| INSTRUCTIONS FOR THE TASK |
Starting at the line below that contains "Decode this image", print each line through the end of the records exactly as it appears.
RECORDS FOR PROCESSING Block Start
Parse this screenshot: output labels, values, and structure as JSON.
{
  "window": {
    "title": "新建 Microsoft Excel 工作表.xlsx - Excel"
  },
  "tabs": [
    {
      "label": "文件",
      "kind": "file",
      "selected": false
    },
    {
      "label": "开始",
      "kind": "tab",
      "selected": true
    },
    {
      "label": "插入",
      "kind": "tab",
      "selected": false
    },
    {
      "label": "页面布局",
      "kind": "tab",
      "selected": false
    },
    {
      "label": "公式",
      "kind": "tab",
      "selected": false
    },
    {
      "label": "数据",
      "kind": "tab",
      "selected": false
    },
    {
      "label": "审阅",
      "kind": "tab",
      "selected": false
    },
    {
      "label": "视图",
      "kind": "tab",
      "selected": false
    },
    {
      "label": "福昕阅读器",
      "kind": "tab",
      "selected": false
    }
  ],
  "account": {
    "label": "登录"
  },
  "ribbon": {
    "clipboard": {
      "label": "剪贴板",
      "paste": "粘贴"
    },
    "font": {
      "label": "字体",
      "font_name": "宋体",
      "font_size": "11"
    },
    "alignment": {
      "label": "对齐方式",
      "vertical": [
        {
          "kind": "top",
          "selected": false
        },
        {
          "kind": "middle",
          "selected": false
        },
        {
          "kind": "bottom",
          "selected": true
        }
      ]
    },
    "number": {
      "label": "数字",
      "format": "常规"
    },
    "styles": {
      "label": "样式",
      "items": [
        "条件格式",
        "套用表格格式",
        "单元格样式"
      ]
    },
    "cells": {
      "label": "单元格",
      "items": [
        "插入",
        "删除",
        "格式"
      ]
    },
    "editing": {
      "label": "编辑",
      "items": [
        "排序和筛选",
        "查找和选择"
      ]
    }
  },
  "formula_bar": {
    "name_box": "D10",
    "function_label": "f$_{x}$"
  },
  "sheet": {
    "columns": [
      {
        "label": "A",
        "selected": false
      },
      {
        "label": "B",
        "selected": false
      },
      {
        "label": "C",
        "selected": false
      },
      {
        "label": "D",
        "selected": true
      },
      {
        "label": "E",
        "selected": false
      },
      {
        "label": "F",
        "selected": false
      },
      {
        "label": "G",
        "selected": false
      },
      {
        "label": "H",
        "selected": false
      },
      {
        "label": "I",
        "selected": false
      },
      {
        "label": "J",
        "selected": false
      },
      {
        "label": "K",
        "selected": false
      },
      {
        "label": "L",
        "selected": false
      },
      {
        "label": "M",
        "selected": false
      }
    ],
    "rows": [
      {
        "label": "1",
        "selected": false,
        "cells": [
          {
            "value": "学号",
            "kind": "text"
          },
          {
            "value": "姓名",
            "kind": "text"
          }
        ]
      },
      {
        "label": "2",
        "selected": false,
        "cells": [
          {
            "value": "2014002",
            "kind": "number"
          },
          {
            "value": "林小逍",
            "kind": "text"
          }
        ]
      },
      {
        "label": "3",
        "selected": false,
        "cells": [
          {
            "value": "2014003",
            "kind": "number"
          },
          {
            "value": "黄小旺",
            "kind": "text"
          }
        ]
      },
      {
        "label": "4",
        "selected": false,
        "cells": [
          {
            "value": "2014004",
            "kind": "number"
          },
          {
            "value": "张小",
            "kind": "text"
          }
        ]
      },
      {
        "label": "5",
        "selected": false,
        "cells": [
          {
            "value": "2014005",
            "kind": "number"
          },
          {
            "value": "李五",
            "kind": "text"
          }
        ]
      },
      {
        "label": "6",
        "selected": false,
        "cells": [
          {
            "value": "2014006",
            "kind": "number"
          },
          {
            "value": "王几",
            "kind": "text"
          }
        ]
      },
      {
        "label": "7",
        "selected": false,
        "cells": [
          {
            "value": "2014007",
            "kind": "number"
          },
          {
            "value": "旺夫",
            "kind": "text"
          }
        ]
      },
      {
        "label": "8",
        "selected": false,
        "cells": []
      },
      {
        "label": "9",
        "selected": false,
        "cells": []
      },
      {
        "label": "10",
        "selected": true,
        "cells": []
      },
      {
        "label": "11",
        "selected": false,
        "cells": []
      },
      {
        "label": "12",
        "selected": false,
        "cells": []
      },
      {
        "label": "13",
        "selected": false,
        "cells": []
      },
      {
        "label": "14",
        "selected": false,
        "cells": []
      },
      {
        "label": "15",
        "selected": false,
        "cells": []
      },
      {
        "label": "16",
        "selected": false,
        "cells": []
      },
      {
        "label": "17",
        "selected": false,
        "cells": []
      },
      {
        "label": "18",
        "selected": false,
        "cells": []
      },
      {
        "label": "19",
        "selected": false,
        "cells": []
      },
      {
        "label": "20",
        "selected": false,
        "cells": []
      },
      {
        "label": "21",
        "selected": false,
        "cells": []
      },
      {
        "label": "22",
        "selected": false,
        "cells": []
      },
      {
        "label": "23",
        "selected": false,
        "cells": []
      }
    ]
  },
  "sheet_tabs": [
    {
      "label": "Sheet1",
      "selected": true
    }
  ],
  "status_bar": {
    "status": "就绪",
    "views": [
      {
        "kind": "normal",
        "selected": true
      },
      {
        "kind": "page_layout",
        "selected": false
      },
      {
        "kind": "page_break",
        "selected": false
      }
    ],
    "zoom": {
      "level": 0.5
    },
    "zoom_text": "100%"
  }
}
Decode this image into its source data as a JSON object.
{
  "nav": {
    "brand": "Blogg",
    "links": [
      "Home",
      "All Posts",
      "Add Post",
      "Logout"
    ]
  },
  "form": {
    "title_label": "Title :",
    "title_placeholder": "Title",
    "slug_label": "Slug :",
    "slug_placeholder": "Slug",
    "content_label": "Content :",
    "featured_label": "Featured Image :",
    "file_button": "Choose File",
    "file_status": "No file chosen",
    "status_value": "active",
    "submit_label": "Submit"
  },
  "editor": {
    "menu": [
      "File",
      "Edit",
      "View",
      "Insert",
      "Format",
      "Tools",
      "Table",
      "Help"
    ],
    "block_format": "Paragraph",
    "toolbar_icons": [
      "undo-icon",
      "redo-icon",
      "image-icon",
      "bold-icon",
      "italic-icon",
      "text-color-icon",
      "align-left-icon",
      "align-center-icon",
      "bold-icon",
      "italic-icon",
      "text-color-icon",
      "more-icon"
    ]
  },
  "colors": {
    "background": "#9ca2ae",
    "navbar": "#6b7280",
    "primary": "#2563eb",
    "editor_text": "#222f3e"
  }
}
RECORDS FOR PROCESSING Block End
| RESULT OF THE TASK |
Decode this image into its source data as a JSON object.
{
  "nav": {
    "brand": "Blogg",
    "links": [
      "Home",
      "All Posts",
      "Add Post",
      "Logout"
    ]
  },
  "form": {
    "title_label": "Title :",
    "title_placeholder": "Title",
    "slug_label": "Slug :",
    "slug_placeholder": "Slug",
    "content_label": "Content :",
    "featured_label": "Featured Image :",
    "file_button": "Choose File",
    "file_status": "No file chosen",
    "status_value": "active",
    "submit_label": "Submit"
  },
  "editor": {
    "menu": [
      "File",
      "Edit",
      "View",
      "Insert",
      "Format",
      "Tools",
      "Table",
      "Help"
    ],
    "block_format": "Paragraph",
    "toolbar_icons": [
      "undo-icon",
      "redo-icon",
      "image-icon",
      "bold-icon",
      "italic-icon",
      "text-color-icon",
      "align-left-icon",
      "align-center-icon",
      "bold-icon",
      "italic-icon",
      "text-color-icon",
      "more-icon"
    ]
  },
  "colors": {
    "background": "#9ca2ae",
    "navbar": "#6b7280",
    "primary": "#2563eb",
    "editor_text": "#222f3e"
  }
}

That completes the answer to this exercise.